DANBURY — A couple from New York decides to see the Danbury Music Centre’s “Nutcracker Ballet.”

To prepare for the date, she buys a new top at the Danbury Fair mall. On the drive to the show, he stops to get gas. Since they have time before the show, they go to the drive-thru at Starbucks. After the show, they stop for a drink downtown. They don’t want the night to end, so they finish their evening with a late dinner on Mill Plain Road.

This simple scenario, repeated several million times annually, helps explain how small nonprofit arts and culture groups each year generate $235 million in economic activity in Fairfield County.

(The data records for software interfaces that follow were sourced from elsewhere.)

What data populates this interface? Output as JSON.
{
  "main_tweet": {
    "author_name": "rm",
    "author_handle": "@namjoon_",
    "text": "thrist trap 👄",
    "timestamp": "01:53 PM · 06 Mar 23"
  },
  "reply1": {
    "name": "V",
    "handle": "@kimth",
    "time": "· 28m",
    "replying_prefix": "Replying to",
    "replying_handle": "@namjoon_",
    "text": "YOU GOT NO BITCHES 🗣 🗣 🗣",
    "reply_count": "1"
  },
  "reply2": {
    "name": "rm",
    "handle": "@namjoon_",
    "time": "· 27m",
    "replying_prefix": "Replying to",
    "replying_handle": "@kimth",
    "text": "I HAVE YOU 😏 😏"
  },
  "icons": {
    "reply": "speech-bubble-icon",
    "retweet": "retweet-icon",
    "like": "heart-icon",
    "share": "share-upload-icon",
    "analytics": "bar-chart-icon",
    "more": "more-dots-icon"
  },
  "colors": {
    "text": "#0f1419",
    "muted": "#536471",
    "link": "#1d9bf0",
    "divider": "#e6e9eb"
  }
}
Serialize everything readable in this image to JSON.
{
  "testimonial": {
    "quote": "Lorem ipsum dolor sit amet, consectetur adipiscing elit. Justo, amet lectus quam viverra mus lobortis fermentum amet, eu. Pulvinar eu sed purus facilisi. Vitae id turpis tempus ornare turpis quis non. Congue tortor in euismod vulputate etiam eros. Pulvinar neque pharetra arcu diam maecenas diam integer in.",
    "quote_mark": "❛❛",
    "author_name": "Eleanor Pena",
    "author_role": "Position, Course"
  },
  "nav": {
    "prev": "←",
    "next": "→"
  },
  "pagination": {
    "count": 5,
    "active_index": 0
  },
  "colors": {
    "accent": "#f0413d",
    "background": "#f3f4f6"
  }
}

That is according to a new national report — the largest of its kind ever conducted — which argues government support of the arts is an investment in economic development that pays big dividends.

“You are throwing your money away if you are not investing in the arts,” says Kristina Newman-Scott, the director of culture at the state Department of Economic and Community Development. “We know that in Connecticut, for every dollar you spend on the arts and culture, you get $7 back.”

The report, “Arts and Economic Prosperity 5” by the Washington, D.C.-based Americans for the Arts, found nonprofit arts organizations in Fairfield County employed the equivalent of 6,700 full-time workers and contributed $21 million in local and state taxes in 2015.

Statewide, the total economic activity generated by nonprofit arts groups was $800 million, the report said, with 23,000 people working full-time in the industry and $72 million contributed in local and state taxes.

The report’s numbers show the nonprofit arts and culture industry is growing in Connecticut, even though the report likely underestimates the impact theaters, art centers and museums are having on local economies.

The reason: While arts-related economic activity has grown 23 percent statewide since the last time its effect was calculated, in 2010, two-thirds of Connecticut’s nonprofit arts groups have not participated in the studies.

The problem is not only in Connecticut but nationwide. Only 14 percent of the 100,000 nonprofit arts groups across the country shared their financial information with researchers.

“The arts groups are severely underrepresented,” said Lisa Scalis, executive director of Danbury-based Cultural Alliance of Western Connecticut, one of two arts organizations that helped coordinate the study in Fairfield County. “But even with the severe under-representation and the lack of participation, we still have this number of $235 million, which is mindboggling.”

Healthy numbers

In Fairfield County, 72 of 311 nonprofit arts groups shared financial data for the report. They include the Aldrich Contemporary Art Museum in Ridgefield, the Barnum Museum in Bridgeport, the Chamber Players of the Greenwich Symphony, the Maritime Aquarium at Norwalk, the Stamford Museum and the Charles Ives Authority for the Performing Arts in Danbury.

“One of our goals in the future is to try to encourage greater participation from our cultural resources,” Scalis said. “But these numbers still say that we are very healthy.”

Advocates say while some legislators might still view the suburban symphony orchestra or the downtown art center as a luxury during times of tight budgets, more policymakers are coming to recognize the nonprofit arts are essential for creating jobs, attracting tourism and fueling industries such as entertainment and hospitality.

“When you think tourism, you think of dollars moving through the economy, but when you think of arts and culture, you tend to think about quality of life,” said state Sen. Toni Boucher, a Republican who represents Bethel, New Canaan, Redding, Ridgefield, Weston, Westport and Wilton. “But tourism has long been a beneficiary of the arts; the majority of people who come to Connecticut come because of arts and culture.”

The report, which assembles data from 113 cities, 115 counties and 20 states, shows that Fairfield is in the middle range of comparably sized regions when it comes to the economic impact of its arts groups.

For example, Fairfield County with its 945,000 residents, has a stronger arts economy than Delaware, with its $150 million in arts-related economic activity, and Westchester County in nearby New York, with its $172 million in arts-related economic activity.

But Fairfield County falls well short of San Francisco, a city of 850,000, where nonprofit arts and culture groups generated $1.4 billion in economic activity. Fairfield County falls behind Indianapolis, also a city of 850,000, with an arts-related economic impact of $444 million.

The report does not include commercial enterprises such as motion pictures or Broadway shows. When this “big art” is grouped with nonprofits, the arts become a $730 billion industry, occupying a larger share of the Gross National Product than tourism or transportation, the report said.

Commercial art businesses were left out of the report because authors wanted to show government investment in small arts groups can produce big returns.

The report could not come at a better time for nonprofit arts groups in Connecticut, who were fearing cuts as a result of the state budget crisis.

The good news is the budget signed by Gov. Dannel P. Malloy on Halloween keeps funding for the arts level at $1.5 million. The state receives $800,000 from the National Endowment for the Arts to support nonprofit arts.

“The arts impact our economy more now than they ever have before,” Boucher said.

rryser@newstimes.com 203-731-3342